[Website and app data records]
<<<<
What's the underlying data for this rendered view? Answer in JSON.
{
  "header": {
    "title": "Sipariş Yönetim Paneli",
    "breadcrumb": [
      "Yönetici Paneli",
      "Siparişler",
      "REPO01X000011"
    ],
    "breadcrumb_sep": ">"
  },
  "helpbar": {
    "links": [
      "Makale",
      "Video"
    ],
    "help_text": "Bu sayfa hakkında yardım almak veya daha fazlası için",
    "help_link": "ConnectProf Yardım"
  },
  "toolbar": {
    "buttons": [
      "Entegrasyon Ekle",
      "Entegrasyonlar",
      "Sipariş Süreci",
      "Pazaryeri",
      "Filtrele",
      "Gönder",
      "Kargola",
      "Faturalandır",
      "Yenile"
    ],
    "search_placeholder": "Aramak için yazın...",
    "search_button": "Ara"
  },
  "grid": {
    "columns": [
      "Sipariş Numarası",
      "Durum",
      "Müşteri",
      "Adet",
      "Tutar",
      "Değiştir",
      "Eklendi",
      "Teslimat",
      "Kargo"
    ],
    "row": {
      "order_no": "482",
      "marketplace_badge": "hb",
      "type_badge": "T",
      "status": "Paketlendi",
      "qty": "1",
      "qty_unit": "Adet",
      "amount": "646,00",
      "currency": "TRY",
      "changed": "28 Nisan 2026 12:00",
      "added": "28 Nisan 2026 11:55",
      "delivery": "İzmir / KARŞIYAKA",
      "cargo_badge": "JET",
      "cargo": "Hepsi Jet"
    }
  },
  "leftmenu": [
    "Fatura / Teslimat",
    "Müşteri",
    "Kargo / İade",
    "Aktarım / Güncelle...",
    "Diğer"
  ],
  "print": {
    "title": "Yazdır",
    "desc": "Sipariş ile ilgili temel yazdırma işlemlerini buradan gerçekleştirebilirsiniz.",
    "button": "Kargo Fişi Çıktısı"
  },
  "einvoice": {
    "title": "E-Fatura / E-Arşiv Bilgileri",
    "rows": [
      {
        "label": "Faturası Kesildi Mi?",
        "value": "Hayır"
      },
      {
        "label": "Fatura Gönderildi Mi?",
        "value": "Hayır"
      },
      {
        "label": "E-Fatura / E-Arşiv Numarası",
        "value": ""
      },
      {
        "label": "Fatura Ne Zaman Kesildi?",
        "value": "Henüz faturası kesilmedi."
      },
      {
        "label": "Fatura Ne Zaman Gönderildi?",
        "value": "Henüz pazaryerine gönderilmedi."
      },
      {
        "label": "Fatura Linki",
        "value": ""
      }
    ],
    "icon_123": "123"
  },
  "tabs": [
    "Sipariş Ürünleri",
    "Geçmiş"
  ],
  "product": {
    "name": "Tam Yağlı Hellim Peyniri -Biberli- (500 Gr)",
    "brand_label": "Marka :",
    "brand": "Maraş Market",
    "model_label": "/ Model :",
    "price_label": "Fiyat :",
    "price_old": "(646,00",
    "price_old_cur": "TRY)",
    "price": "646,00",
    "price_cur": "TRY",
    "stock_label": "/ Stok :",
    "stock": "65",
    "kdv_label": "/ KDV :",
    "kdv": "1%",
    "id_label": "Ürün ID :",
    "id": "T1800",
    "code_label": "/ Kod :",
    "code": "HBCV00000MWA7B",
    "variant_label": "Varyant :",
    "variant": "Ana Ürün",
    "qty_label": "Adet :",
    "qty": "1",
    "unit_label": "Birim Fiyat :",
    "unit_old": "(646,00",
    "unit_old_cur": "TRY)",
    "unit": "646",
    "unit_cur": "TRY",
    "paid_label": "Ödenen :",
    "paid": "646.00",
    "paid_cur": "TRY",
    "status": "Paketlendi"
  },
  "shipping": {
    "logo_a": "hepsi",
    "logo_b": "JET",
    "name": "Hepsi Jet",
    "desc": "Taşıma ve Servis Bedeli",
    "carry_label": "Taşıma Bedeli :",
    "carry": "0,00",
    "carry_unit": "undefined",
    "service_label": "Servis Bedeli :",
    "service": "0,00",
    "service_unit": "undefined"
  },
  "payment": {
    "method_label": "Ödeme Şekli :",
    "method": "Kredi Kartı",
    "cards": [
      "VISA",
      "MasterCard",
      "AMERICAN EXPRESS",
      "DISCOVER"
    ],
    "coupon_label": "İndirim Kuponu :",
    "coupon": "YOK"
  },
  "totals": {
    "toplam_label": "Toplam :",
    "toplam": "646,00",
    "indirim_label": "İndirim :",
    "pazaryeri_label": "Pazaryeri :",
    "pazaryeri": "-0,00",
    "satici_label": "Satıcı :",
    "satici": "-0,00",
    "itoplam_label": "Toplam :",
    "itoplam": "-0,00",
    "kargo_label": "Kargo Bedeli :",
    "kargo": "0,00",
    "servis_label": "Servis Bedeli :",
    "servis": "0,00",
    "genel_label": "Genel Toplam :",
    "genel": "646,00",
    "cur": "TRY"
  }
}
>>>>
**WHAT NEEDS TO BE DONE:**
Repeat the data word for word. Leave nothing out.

**OUTPUT FOR THIS EXERCISE:**
What's the underlying data for this rendered view? Answer in JSON.
{
  "header": {
    "title": "Sipariş Yönetim Paneli",
    "breadcrumb": [
      "Yönetici Paneli",
      "Siparişler",
      "REPO01X000011"
    ],
    "breadcrumb_sep": ">"
  },
  "helpbar": {
    "links": [
      "Makale",
      "Video"
    ],
    "help_text": "Bu sayfa hakkında yardım almak veya daha fazlası için",
    "help_link": "ConnectProf Yardım"
  },
  "toolbar": {
    "buttons": [
      "Entegrasyon Ekle",
      "Entegrasyonlar",
      "Sipariş Süreci",
      "Pazaryeri",
      "Filtrele",
      "Gönder",
      "Kargola",
      "Faturalandır",
      "Yenile"
    ],
    "search_placeholder": "Aramak için yazın...",
    "search_button": "Ara"
  },
  "grid": {
    "columns": [
      "Sipariş Numarası",
      "Durum",
      "Müşteri",
      "Adet",
      "Tutar",
      "Değiştir",
      "Eklendi",
      "Teslimat",
      "Kargo"
    ],
    "row": {
      "order_no": "482",
      "marketplace_badge": "hb",
      "type_badge": "T",
      "status": "Paketlendi",
      "qty": "1",
      "qty_unit": "Adet",
      "amount": "646,00",
      "currency": "TRY",
      "changed": "28 Nisan 2026 12:00",
      "added": "28 Nisan 2026 11:55",
      "delivery": "İzmir / KARŞIYAKA",
      "cargo_badge": "JET",
      "cargo": "Hepsi Jet"
    }
  },
  "leftmenu": [
    "Fatura / Teslimat",
    "Müşteri",
    "Kargo / İade",
    "Aktarım / Güncelle...",
    "Diğer"
  ],
  "print": {
    "title": "Yazdır",
    "desc": "Sipariş ile ilgili temel yazdırma işlemlerini buradan gerçekleştirebilirsiniz.",
    "button": "Kargo Fişi Çıktısı"
  },
  "einvoice": {
    "title": "E-Fatura / E-Arşiv Bilgileri",
    "rows": [
      {
        "label": "Faturası Kesildi Mi?",
        "value": "Hayır"
      },
      {
        "label": "Fatura Gönderildi Mi?",
        "value": "Hayır"
      },
      {
        "label": "E-Fatura / E-Arşiv Numarası",
        "value": ""
      },
      {
        "label": "Fatura Ne Zaman Kesildi?",
        "value": "Henüz faturası kesilmedi."
      },
      {
        "label": "Fatura Ne Zaman Gönderildi?",
        "value": "Henüz pazaryerine gönderilmedi."
      },
      {
        "label": "Fatura Linki",
        "value": ""
      }
    ],
    "icon_123": "123"
  },
  "tabs": [
    "Sipariş Ürünleri",
    "Geçmiş"
  ],
  "product": {
    "name": "Tam Yağlı Hellim Peyniri -Biberli- (500 Gr)",
    "brand_label": "Marka :",
    "brand": "Maraş Market",
    "model_label": "/ Model :",
    "price_label": "Fiyat :",
    "price_old": "(646,00",
    "price_old_cur": "TRY)",
    "price": "646,00",
    "price_cur": "TRY",
    "stock_label": "/ Stok :",
    "stock": "65",
    "kdv_label": "/ KDV :",
    "kdv": "1%",
    "id_label": "Ürün ID :",
    "id": "T1800",
    "code_label": "/ Kod :",
    "code": "HBCV00000MWA7B",
    "variant_label": "Varyant :",
    "variant": "Ana Ürün",
    "qty_label": "Adet :",
    "qty": "1",
    "unit_label": "Birim Fiyat :",
    "unit_old": "(646,00",
    "unit_old_cur": "TRY)",
    "unit": "646",
    "unit_cur": "TRY",
    "paid_label": "Ödenen :",
    "paid": "646.00",
    "paid_cur": "TRY",
    "status": "Paketlendi"
  },
  "shipping": {
    "logo_a": "hepsi",
    "logo_b": "JET",
    "name": "Hepsi Jet",
    "desc": "Taşıma ve Servis Bedeli",
    "carry_label": "Taşıma Bedeli :",
    "carry": "0,00",
    "carry_unit": "undefined",
    "service_label": "Servis Bedeli :",
    "service": "0,00",
    "service_unit": "undefined"
  },
  "payment": {
    "method_label": "Ödeme Şekli :",
    "method": "Kredi Kartı",
    "cards": [
      "VISA",
      "MasterCard",
      "AMERICAN EXPRESS",
      "DISCOVER"
    ],
    "coupon_label": "İndirim Kuponu :",
    "coupon": "YOK"
  },
  "totals": {
    "toplam_label": "Toplam :",
    "toplam": "646,00",
    "indirim_label": "İndirim :",
    "pazaryeri_label": "Pazaryeri :",
    "pazaryeri": "-0,00",
    "satici_label": "Satıcı :",
    "satici": "-0,00",
    "itoplam_label": "Toplam :",
    "itoplam": "-0,00",
    "kargo_label": "Kargo Bedeli :",
    "kargo": "0,00",
    "servis_label": "Servis Bedeli :",
    "servis": "0,00",
    "genel_label": "Genel Toplam :",
    "genel": "646,00",
    "cur": "TRY"
  }
}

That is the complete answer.